Young hockey player injuries studied

Nov 02, 2005

A University at Buffalo study suggests unintentional collisions and falling into boards cause more injuries among young hockey players than do body checks.

In a study that followed 2,630 boys over two seasons, results showed 55 percent of injuries were caused by unintentional collisions, while body checks accounted for only 12 percent of injuries. Seventeen percent of injuries were caused by illegal checking.

Body checking frequently has been blamed for injuries among young players, and the American Academy of Pediatrics has recommended body checking be prohibited until players are at least 16 years old.

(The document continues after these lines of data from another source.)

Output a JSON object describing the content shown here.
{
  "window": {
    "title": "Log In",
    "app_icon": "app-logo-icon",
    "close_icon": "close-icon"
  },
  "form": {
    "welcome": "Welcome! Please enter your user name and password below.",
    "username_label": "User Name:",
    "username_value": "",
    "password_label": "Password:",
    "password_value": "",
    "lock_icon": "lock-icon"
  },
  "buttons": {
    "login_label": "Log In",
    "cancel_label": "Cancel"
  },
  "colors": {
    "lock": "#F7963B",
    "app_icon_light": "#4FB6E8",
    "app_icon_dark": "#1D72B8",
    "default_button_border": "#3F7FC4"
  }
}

However, Barry Willer, a professor of psychiatry and rehabilitation medicine at the University at Buffalo -- part of the State University of New York system -- says waiting until players are in their teens to introduce body checking may increase the incidence of more serious injuries.

"Bringing body checking into the game at an age when players are big, strong, fast skaters fueled by testosterone, could be disastrous from an injury standpoint," the former hockey player and coach said.

Willer's study is detailed in the current issue of Medicine and Science in Sports and Exercise.

Copyright 2005 by United Press International

Explore further: John Nash, wife, 'A Beautiful Mind' inspiration, die in NJ

Related Stories

Discovery links shift in metabolism to stem cell renewal

Dec 10, 2014

Stem cells in early embryos have unlimited potential; they can become any type of cell, and researchers hope to one day harness this rejuvenating power to heal disease and injury. To do so, they must, among ...

Recommended for you

Top UK scientists warn against EU exit

May 22, 2015

A group of leading British scientists including Nobel-winning geneticist Paul Nurse warned leaving the European Union could threaten research funding, in a letter published in The Times newspaper on Friday.

How we discovered the three revolutions of American pop

May 22, 2015

Dr Matthias Mauch discusses his recent scientific analysis of the "fossil record" of the Billboard charts prompted widespread attention, particularly the findings about the three musical "revolutions" that shaped the musical la ...

User comments : 0

Please sign in to add a comment. Registration is free, and takes less than a minute. Read more

Click here to reset your password.
Sign in to get notified via email when new comments are made.